Set 6544 Shuttle Transcon 2, which contains 342 parts and was released in 1995, is one of a total of ten Space Shuttle sets that LEGO has released over the years. That's a lot of shuttles, and indeed I'm struggling to think of too many other vehicles which LEGO has used as source material on so many occasions. Hell, even the Millennium Falcon has only appeared in 7 sets to date, and one of those was a bag charm....
You can see the box below (click pics to enlarge), a little the worse-for-wear after 16 years but still just about intact. Pleasingly, the box contains a sturdy cardboard inner tray which holds the pieces and helps to maintain the structural integrity of the flimsy outer box.
As well as showing off the inside of the shuttle cargo bay, the back of the box (below) shows a few alternate build ideas, including what appears to be a training simulator and control room.
The instruction booklet is large, clear and easy to follow. There are no part call-outs, but the build is simple enough that the absence of these doesn't really cause problems, and there are no colour discrimination issues.
In time-honoured fashion, the first step is to build the minifigures. The set comes with three of them - two identical mechanics in red caps and an astronaut wearing a lightweight space suit complete with with a lovely shiny gold visor
Once the minifigures have been assembled, it's time to get cracking on the plane, which is completed in just 22 steps. When compared with the likes of the Boeing 787 Dreamliner set and other recently available LEGO aircraft, it doesn't seem all that big. When I think back to the tiny LEGO flyers of my youth such as my much-loved Caravelle, however, I suppose this must in fact have seemed like a pretty substantial aircraft to LEGO builders in 1996. It certainly looks great to me - nice design, nice colour scheme, and critically, it's very swooshable....

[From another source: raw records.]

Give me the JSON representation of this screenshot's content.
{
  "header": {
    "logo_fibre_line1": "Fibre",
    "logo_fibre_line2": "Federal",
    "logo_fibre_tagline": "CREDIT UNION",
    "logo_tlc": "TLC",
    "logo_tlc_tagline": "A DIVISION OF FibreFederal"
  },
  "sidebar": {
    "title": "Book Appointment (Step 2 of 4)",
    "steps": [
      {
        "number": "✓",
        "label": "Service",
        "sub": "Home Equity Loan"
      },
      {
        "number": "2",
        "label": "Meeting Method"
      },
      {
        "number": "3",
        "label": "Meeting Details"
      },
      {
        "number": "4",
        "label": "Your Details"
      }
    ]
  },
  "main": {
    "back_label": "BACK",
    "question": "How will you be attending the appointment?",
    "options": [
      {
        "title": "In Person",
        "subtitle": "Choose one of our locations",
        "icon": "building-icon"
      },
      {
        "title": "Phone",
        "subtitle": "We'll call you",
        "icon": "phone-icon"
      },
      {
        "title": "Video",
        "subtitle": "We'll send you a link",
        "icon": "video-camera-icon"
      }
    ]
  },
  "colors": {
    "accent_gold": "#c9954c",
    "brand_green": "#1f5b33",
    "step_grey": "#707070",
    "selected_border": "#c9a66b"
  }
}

Time has not been so kind to the shuttle, which is next in line to be built. As well as the marked discolouration affecting many of the white pieces, which I may replace in due course, the design itself isn't the best IMHO - it's a little too short and stumpy for my liking, although to be fair if the shuttle was much longer then it would be almost the size of the aircraft that carries it.... The cargo bay opens to reveal a small satellite plus an articulated Canadarm to manouevre it into position.
I was struck by how similar some aspects of the build were to that of the currently available Set 3367 Space Shuttle which I wrote about in March of this year. Still, I guess there are only so many ways that you can build a shuttle at this scale. What can't be denied is how much more imposing the newer version is when you put them side by side. Some including myself may grumble about the use of large, custom parts in the latest iteration, but there's little doubt which is the more faithful recreation of the subject matter.
The final part of the build was the small tug, which comes complete with an attachment to drag the aircraft and its massive shuttle payload into position, and then we're done.
The shuttle attaches to the roof of the aircraft below by way of a couple of Technic pins and we're ready to rumble !
One of the reasons I love this set is that it takes me back to my childhood, and specifically to one of the Bond films of my youth - "Moonraker". I can still remember how excited I was watching the scene in the film when one of the Moonraker Space Shuttles owned by Hugo Drax is being given a piggy back by a Boeing 747 and is literally hijacked in mid-air (pic below). Interestingly, the American Airlines-esque red, white and blue stripes on the aircraft from the movie just so happen to be a feature of the aircraft in Set 6544, which surely can't be a coincidence....
It might seem far-fetched to younger readers that Space Shuttles were carted around the country on the back of Jumbo Jets in the 'old days', but that's exactly what happened, and if you need proof then check out the amazing video below from NASA TV:
If you can't see the pop-up above then click here to check out the video on YouTube.
LEGO have therefore grounded this set in reality, and while the aircraft isn't particularly reminiscent of a Boeing 747 apart from the four jet engines, is it for me nevertheless the clear highlight of the set - nicely proportioned to my eyes, and to be honest something that LEGO could easily have got away with releasing as a standalone set, albeit with windows along the length of the fuselage rather than storage compartments.
And now for some good news : unlike some of the retired sets I've featured over the last couple of weeks, this one can be picked up relatively cheaply. I bought mine, which was boxed and complete exactly as you see above, from eBay for the princely sum of £8.25 + postage in May 2009, and while I'll probably need to spend a couple more pounds replacing the discoloured parts, that's still a massive bargain in my book. If you're patient, you may be lucky and find one on eBay for not much more than I paid. Alternatively, you can visit Bricklink and buy one right now; boxed examples start at around £30 over there.